We’ve all heard the "tone". That "aren’t you cute for wanting to do this but now lets get serious and send the poor deprived child to school" tone.
Well I have few words about experts and their place in your child’s education.
First and foremost. The most important thing you can know is that no one, no matter how many degrees or how much experience they have, no one is an expert in your child but you. You are nodding your head, "yes, yes, I know." Don’t dismiss the concept that easily. Think about it. You have been with this child since the beginning. Since he was a two celled teeny little life within you. You know every look, every quirk, every movement, every gesture. You know what makes him crazy and what calms him down. You know what he loves and what he dislikes. You often know this before he does. You know within a few minutes of his waking what kind of day it’s going to be and how much you are going to get done. You know his strengths and weaknesses intimately and you are passionate about his success.
You don’t get that kind of knowledge in graduate school. this is the knowledge that will determine your child’s success. Not a book, or a teacher or a therapist. You. God chose you for this child and this child for you. He imprinted on your heart everything you need to know to fulfill His will for this person. Going back to Part I of this series, pray often about your plans and maintain a constant dialog with God.
Mothers have an edge on everyone else in the world. God gave us the ability to be intuitive about our children in a way that no one else can be. Even the dads, the best dads in the world, don’t know the child the way we do. We’ve all heard the stories of the mom who wakes up in the night knowing something is wrong and comes to find one of her children in some kind of distress.
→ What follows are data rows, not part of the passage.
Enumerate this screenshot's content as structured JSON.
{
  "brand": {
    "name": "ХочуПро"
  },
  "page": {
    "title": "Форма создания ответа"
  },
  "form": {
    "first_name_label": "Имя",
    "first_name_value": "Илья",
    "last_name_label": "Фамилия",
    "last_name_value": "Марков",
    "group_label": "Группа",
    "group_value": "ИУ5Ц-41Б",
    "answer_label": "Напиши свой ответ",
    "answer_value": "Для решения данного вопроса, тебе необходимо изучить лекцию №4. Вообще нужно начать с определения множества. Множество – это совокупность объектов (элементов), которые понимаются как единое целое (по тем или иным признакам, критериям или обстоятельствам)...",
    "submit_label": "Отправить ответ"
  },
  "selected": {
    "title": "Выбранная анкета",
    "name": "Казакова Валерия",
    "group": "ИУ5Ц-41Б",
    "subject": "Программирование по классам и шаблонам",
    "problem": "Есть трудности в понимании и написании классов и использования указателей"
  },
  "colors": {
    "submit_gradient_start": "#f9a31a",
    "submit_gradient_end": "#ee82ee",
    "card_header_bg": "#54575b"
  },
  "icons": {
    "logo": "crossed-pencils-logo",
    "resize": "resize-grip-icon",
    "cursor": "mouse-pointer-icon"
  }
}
A high fever, a blanket wrapped around their neck, some situation that requires immediate attention. That is God’s gift to us. An overworked guardian angel and a connection that alerts us to what is needed.
That doesn’t mean that the expertise of a specialist isn’t sometimes necessary. Speech therapists, occupational therapists, physical therapists, psychologists, etc… These are specialized fields of study that may be necessary to your child’s success. You can receive these services through your school district, although many people choose not to involve the schools in their lives. Some people have health insurance that covers a lot of these services. They are fortunate.
Either way I think we can all agree that recognizing that you are the foremost expert in your child does not preclude your seeking help in some specialized fields. Make sure that the therapist is one who supports your homeschooling lifestyle. A therapist should not be undermining your life or work to your child or to anyone else. Make sure that it is a good fit personality-wise as well.. You are likely to be together for a while and it makes no sense to have to see someone on a weekly basis who annoys you. Make sure that there are things you can do to reinforce the therapists work at home. This makes the whole family and important part of the therapy and helps the child improve at a quicker rate.
Leanne Cooper says
I was given a link to your blog from my homeschooling girlfriend. I am actually a private, Catholic school teacher. Our fourth child was just diagnosed with Autism. He is 12 years old. He is part time at school and part time at home. I am looking for curriculum ideas for him.
I am also a bit perplexed with the diagnosis as I believe Aspergers is a better fit, but the specialists say he is not that good – moderate to severe autism is the phrase he used.
In any event, I am going to look to purchase the tape you recommended on teaching styles. Seems like a good place to begin.